Mervyn McIntyre, Head of Network Fleet & Vehicle Complience at Hermes Parcelnet says: “We’re proud of our move towards a more sustainable future as the first parcel carrier to invest in bio fuels for our first-mile fleet. This will ultimately benefit people across the UK as we all look to reduce our carbon footprint. We’re delighted in the choice of Warrington as a location for a refuelling station, which will improve the efficiency of our network and allow us to run additional routes using bio methane fuelled vehicles.”
Alan Beech, Fleet and Compliance Manager at Home Bargains/T.J. Morris says: “Home Bargains started operating its first 10 CNG tractor vehicles in December 2019. The experience has been very positive and we have witnessed first hand the benefits of running our trucks on biomethane.
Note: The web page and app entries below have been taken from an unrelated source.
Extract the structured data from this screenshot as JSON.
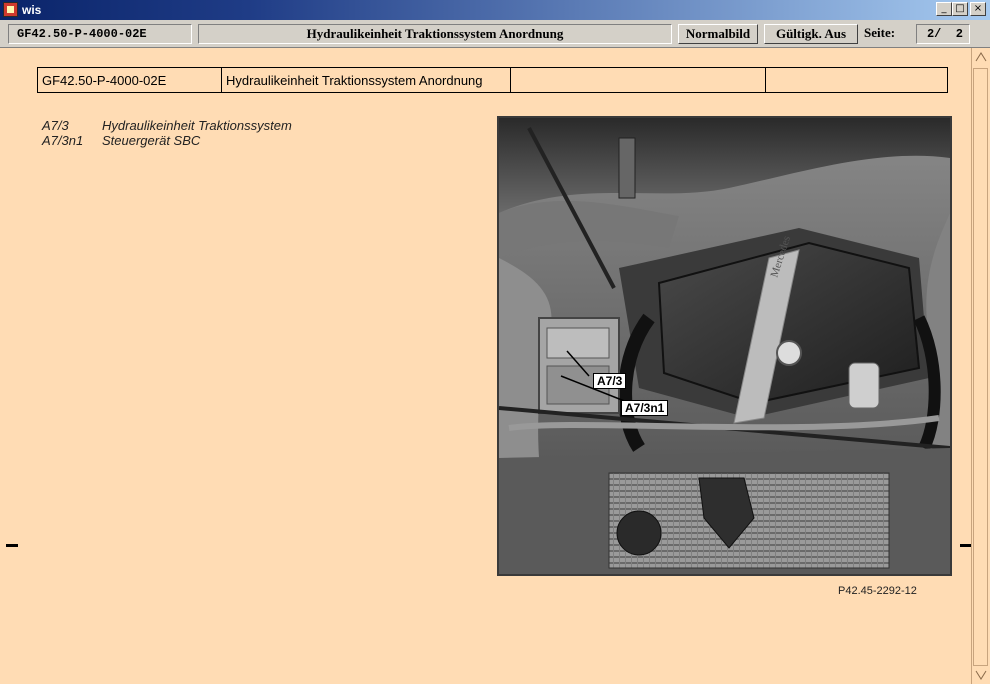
{
  "window": {
    "title": "wis",
    "controls": [
      "_",
      "□",
      "×"
    ]
  },
  "toolbar": {
    "doc_id": "GF42.50-P-4000-02E",
    "title": "Hydraulikeinheit Traktionssystem Anordnung",
    "normalbild_label": "Normalbild",
    "gueltigk_label": "Gültigk. Aus",
    "seite_label": "Seite:",
    "page_value": "2/  2"
  },
  "header_table": {
    "doc_id": "GF42.50-P-4000-02E",
    "title": "Hydraulikeinheit Traktionssystem Anordnung",
    "cell3": "",
    "cell4": ""
  },
  "legend": [
    {
      "code": "A7/3",
      "text": "Hydraulikeinheit Traktionssystem"
    },
    {
      "code": "A7/3n1",
      "text": "Steuergerät SBC"
    }
  ],
  "figure": {
    "callouts": [
      "A7/3",
      "A7/3n1"
    ],
    "engine_badge": "Mercedes",
    "reference": "P42.45-2292-12"
  },
  "colors": {
    "document_bg": "#ffdcb4",
    "chrome": "#d4d0c8",
    "titlebar": "#0a246a"
  }
}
We have worked closely with CNG Fuels over several years to develop our gas fleet strategy and are delighted to see the first 10 vehicles in operation. We are looking to add more CNG vehicles to our fleet and expect the first 10 vehicles to reduce total GHG emissions by more than 1,200 tonnes a year, compared to running diesel vehicles.”
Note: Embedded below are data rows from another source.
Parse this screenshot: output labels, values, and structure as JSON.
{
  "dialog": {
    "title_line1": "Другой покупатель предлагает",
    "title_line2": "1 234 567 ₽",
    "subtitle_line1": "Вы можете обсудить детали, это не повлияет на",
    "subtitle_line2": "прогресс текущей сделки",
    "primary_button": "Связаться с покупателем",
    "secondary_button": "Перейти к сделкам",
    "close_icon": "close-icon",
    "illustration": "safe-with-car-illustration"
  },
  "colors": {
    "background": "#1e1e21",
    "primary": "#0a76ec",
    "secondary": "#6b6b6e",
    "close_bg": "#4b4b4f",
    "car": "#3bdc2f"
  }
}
Element Energy forecasts the number of HGVs and buses running on natural gas to increase six-fold to 60,000 by 2030. In response, CNG Fuels is opening new sites across the UK including in Erdington near Birmingham, Knowsley near Liverpool, and Larkhall, Newark and Euro Central in Scotland. By 2021, a high proportion of UK HGV traffic will pass by a CNG Fuels refuelling station, giving fleet operators unfettered access to carbon neutral fuel. Bio-CNG will be fed directly to a number of these stations through gas pipelines managed by gas network, Cadent.
David Jones, Transport Strategy Manager at Cadent said: “It’s clear that big-name companies are now confident to switch from diesel to gas as a green answer to fuelling their HGV fleets and supporting the UK’s journey to net zero. Biomethane is a ‘here now’ solution to tackling climate change, a low-carbon alternative to diesel for HGVs, and a zero-carbon option, in the form of hydrogen, is coming within a few years.
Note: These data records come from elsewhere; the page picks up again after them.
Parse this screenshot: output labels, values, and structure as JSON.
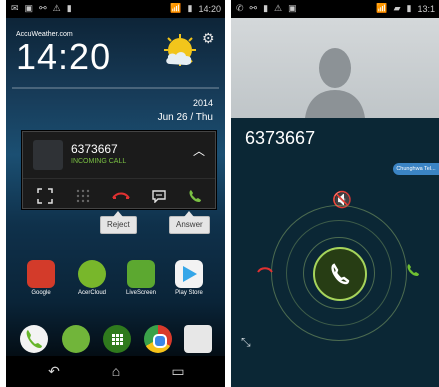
{
  "left_phone": {
    "status_bar": {
      "time": "14:20",
      "left_icons": [
        "notification-icon",
        "image-icon",
        "usb-icon",
        "warning-icon",
        "sim-icon"
      ],
      "right_icons": [
        "wifi-icon",
        "battery-icon"
      ]
    },
    "widget": {
      "brand": "AccuWeather.com",
      "clock": "14:20",
      "year": "2014",
      "date": "Jun 26 / Thu",
      "weather_icon": "sun-cloud-icon",
      "settings_icon": "gear-icon"
    },
    "call_popup": {
      "number": "6373667",
      "status": "INCOMING CALL",
      "actions": [
        {
          "name": "expand",
          "icon": "expand-icon"
        },
        {
          "name": "keypad",
          "icon": "dialpad-icon"
        },
        {
          "name": "reject",
          "icon": "end-call-icon"
        },
        {
          "name": "message",
          "icon": "message-icon"
        },
        {
          "name": "answer",
          "icon": "call-icon"
        }
      ],
      "tooltip_reject": "Reject",
      "tooltip_answer": "Answer"
    },
    "apps": [
      {
        "label": "Google",
        "icon": "google-folder-icon"
      },
      {
        "label": "AcerCloud",
        "icon": "cloud-icon"
      },
      {
        "label": "LiveScreen",
        "icon": "livescreen-icon"
      },
      {
        "label": "Play Store",
        "icon": "play-store-icon"
      }
    ],
    "dock": [
      {
        "icon": "phone-icon"
      },
      {
        "icon": "messaging-icon"
      },
      {
        "icon": "app-drawer-icon"
      },
      {
        "icon": "chrome-icon"
      },
      {
        "icon": "camera-icon"
      }
    ],
    "nav": [
      "back-icon",
      "home-icon",
      "recent-apps-icon"
    ]
  },
  "right_phone": {
    "status_bar": {
      "time": "13:1",
      "left_icons": [
        "call-icon",
        "usb-icon",
        "sim-icon",
        "warning-icon",
        "image-icon"
      ],
      "right_icons": [
        "wifi-icon",
        "signal-icon",
        "battery-icon"
      ]
    },
    "caller_number": "6373667",
    "carrier": "Chunghwa Tel...",
    "mute_icon": "speaker-mute-icon",
    "answer_icon": "call-icon",
    "reject_icon": "end-call-icon",
    "accept_small_icon": "call-icon",
    "shrink_icon": "collapse-icon"
  },
  "colors": {
    "accent_green": "#7ac143",
    "reject_red": "#e03131",
    "answer_ring": "#a6d45b",
    "carrier_pill": "#3b84c4"
  }
}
“We’re working very closely with CNG Fuels to keep pace with demand, investing in our gas mains network long-term and supporting the development of infrastructure. We now have nine CNG public access refuelling stations connected to our network, including CNG Fuels’ new station in Warrington, the largest in Europe.”
The Warrington and Northampton stations, as well as the Erdington CNG station under construction, have been supported by fund manager, Ingenious.
Guy Ranawake, Senior Investment Director at Ingenious said: “We are delighted to support CNG Fuels with the development of the core infrastructure required to deliver CNG to HGV fleets. These investments will play an important role in both reducing CO2 emissions and improving air quality in the UK. We look forward to continuing to work CNG Fuels on the development of additional CNG stations which is strongly aligned with our investment strategy focusing on renewable energy and infrastructure.”
CNG Fuels is also consulting on how its network of refuelling stations can best accommodate low-carbon hydrogen and battery electric technologies for HGVs, so that it can support customers when these become commercially viable.
* Manure gives off methane, a greenhouse gas 28 times more powerful than carbon dioxide. Using methane as an HGV fuel prevents it from going into the atmosphere and reduces overall emissions. The EU’s revised Renewable Energy Directive (RED II) recognises biomethane from manure as a carbon negative fuel, and the UK is expected to adopt it in 2021 regardless of Brexit.
** The fifth carbon budget – The next step towards a low carbon economy, Committee on Climate Change, 2005